Alas, the consumers never read the instructions and took to drinking the stuff neat: Brandy was born. Somewhere in there the shippers and retailers realized that more time in the barrel improved the spirit and the various quality levels were born – Old, Very Old (VO), Very Special Old (VSOP), Extra Old (XO), etc.
Traditionally produced Brandies are still distilled wine and are distilled in pot stills (e.g. Armagnac.) SOME whiskies are also traditionally distilled in pot stills, notably most of the great labels of Single Malt Scotches.
Whisk(e)y can be made from any type of grain, but traditionally, it’s made from four grains:
The grains you use, in what quantities, where you made it, what it’s aged in, and how long it’s been aged will change the name of the whisk(e)y. And that’s enforceable by law.
If you hear malt, assume its mash bill is at least 51% barley. If you hear grain, assume the mash bill includes a mixture of grains.
So let’s go over a common category of scotch, single malt scotch.
“Single” = Only one distillery was involved in the making of the scotch.
“Malt” = We know the mash bill consists of all barley, as required by the legal requirements of Scotland.
“Scotch” = Made in Scotland and aged at least 3 years in used oak barrels.
BOTH products these days are more likely distilled in continuous and semi-continuous stills which is a more industrial process, that allows for a higher level of precision. Theoretically, you can make just as good a whisky in a continuous still as a pot still but consumers don’t necessarily believe this and the romance of the pot lives on. (Consumers also like cork seals on wine and whisky bottles for the same nostalgic reason.)

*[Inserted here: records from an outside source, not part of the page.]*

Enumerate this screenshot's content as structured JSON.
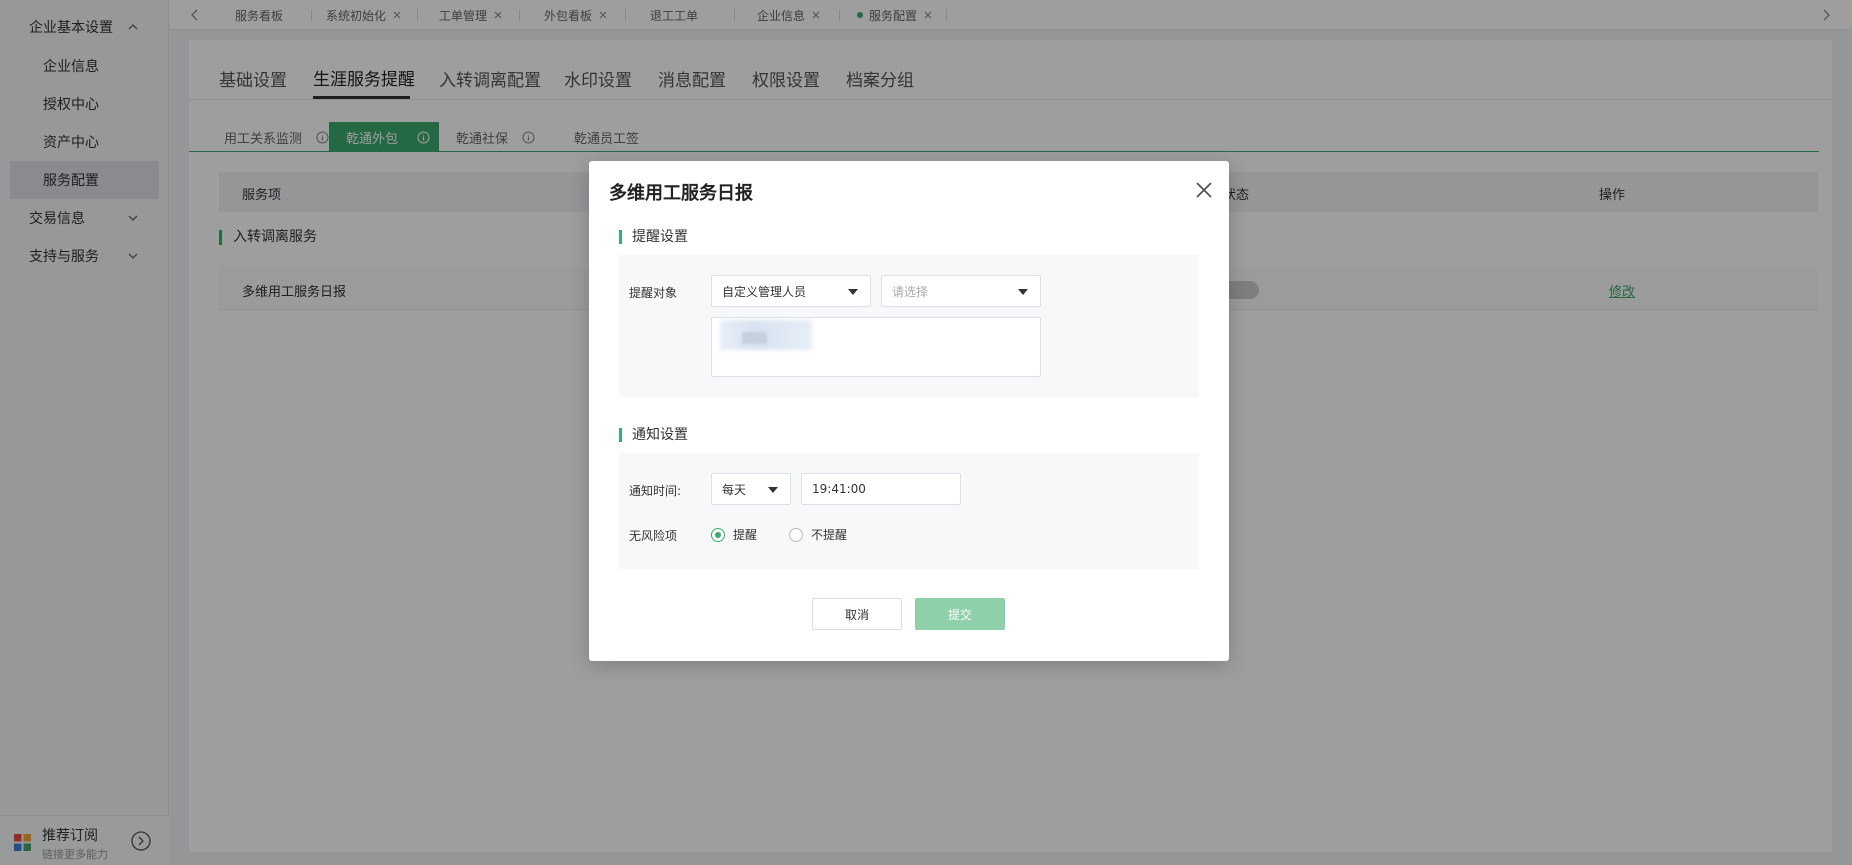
{
  "sidebar": {
    "groups": [
      {
        "label": "企业基本设置",
        "expanded": true,
        "items": [
          "企业信息",
          "授权中心",
          "资产中心",
          "服务配置"
        ],
        "active_item": "服务配置"
      },
      {
        "label": "交易信息",
        "expanded": false
      },
      {
        "label": "支持与服务",
        "expanded": false
      }
    ],
    "bottom": {
      "title": "推荐订阅",
      "subtitle": "链接更多能力"
    }
  },
  "tabs": [
    {
      "label": "服务看板",
      "closable": false
    },
    {
      "label": "系统初始化",
      "closable": true
    },
    {
      "label": "工单管理",
      "closable": true
    },
    {
      "label": "外包看板",
      "closable": true
    },
    {
      "label": "退工工单",
      "closable": false
    },
    {
      "label": "企业信息",
      "closable": true
    },
    {
      "label": "服务配置",
      "closable": true,
      "active": true
    }
  ],
  "subtabs": [
    "基础设置",
    "生涯服务提醒",
    "入转调离配置",
    "水印设置",
    "消息配置",
    "权限设置",
    "档案分组"
  ],
  "active_subtab": "生涯服务提醒",
  "pills": [
    {
      "label": "用工关系监测",
      "info": true
    },
    {
      "label": "乾通外包",
      "info": true,
      "active": true
    },
    {
      "label": "乾通社保",
      "info": true
    },
    {
      "label": "乾通员工签",
      "info": false
    }
  ],
  "table": {
    "headers": [
      "服务项",
      "状态",
      "操作"
    ],
    "section": "入转调离服务",
    "rows": [
      {
        "name": "多维用工服务日报",
        "action": "修改"
      }
    ]
  },
  "modal": {
    "title": "多维用工服务日报",
    "reminder_section": "提醒设置",
    "reminder_target_label": "提醒对象",
    "reminder_target_value": "自定义管理人员",
    "reminder_select_placeholder": "请选择",
    "notify_section": "通知设置",
    "notify_time_label": "通知时间:",
    "frequency_value": "每天",
    "time_value": "19:41:00",
    "no_risk_label": "无风险项",
    "radio_remind": "提醒",
    "radio_no_remind": "不提醒",
    "cancel_label": "取消",
    "submit_label": "提交"
  },
  "colors": {
    "accent": "#3daa6e",
    "submit_disabled": "#8fd0aa"
  }
}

The products were quickly utilized as medicinal products and indeed it is likely the invention of distillation is owed to Persian scientists seeking to refine medicines and minerals. Tinctures are dissolved herbs in alcohol. (The other usual solution is water, making a tisane.)Doctors realized making the drink palatable increased patient compliance. Once the sugar trade was in full swing in c. 1600 it was easy to sweeten with sugar.
Prior to this, the raw spirit was sweetened with the addition of fruits (e.g. Slivovitz, schnapps.) These products are also referred to as ‘Brandy’. Modern products today may or may not have a wine-based spirit as the main ingredient, depending on the manufacturer.
To be blunter, the choice of alcohol in the base depends on the label’s ability to command a price that justifies the extra expense of a brandy base over neutral grain spirits (NGS.) Anything once distilled to the 90%+ level of purity is flavorless, and modern base liquor is virtually always NGS which is produced in gigantic quantities for pennies a hectolitre.
MANY whiskies and brandies are part of NGS to keep the price down. Vast quantities of wine that the EU farm subsidy program could not sell were converted to NGS for the medical and bulk alcohol market, including inexpensive Brandy manufacturers.
Whiskey is a distilled (and usually aged) liquor generally made from fermented wheat, rye, or corn.
Brandy is a distilled liquor made from wine, which itself is fermented from grapes (or other fruits).